(Web page and app entries)
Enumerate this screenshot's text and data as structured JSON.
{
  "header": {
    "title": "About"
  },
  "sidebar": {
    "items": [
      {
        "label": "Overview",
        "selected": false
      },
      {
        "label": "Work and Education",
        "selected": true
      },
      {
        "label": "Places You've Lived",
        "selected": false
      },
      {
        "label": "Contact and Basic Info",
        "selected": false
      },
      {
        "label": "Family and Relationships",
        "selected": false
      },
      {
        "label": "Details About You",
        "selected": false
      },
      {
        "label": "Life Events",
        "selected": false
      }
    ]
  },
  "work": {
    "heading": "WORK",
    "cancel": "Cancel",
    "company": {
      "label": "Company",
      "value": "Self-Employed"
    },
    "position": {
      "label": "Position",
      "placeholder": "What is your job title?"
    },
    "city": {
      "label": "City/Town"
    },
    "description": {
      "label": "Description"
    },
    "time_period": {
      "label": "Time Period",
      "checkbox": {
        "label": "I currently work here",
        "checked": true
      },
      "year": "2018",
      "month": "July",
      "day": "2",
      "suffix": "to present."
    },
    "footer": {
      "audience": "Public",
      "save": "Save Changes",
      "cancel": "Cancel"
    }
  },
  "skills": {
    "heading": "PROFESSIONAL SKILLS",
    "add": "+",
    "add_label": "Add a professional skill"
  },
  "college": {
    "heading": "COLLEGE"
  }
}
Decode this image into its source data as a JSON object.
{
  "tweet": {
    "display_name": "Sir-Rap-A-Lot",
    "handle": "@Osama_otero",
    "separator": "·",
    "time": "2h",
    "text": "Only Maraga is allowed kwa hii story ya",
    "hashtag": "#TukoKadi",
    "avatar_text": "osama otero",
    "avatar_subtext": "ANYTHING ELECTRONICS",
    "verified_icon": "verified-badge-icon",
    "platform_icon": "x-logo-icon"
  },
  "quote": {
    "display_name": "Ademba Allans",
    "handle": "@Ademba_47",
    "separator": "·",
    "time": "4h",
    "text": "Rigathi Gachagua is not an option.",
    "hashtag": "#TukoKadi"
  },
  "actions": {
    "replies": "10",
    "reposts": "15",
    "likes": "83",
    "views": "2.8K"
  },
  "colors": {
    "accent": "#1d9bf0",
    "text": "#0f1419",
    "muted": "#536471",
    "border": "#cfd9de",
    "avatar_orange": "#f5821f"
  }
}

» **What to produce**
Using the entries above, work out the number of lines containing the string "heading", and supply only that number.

» **Completed exercise**
3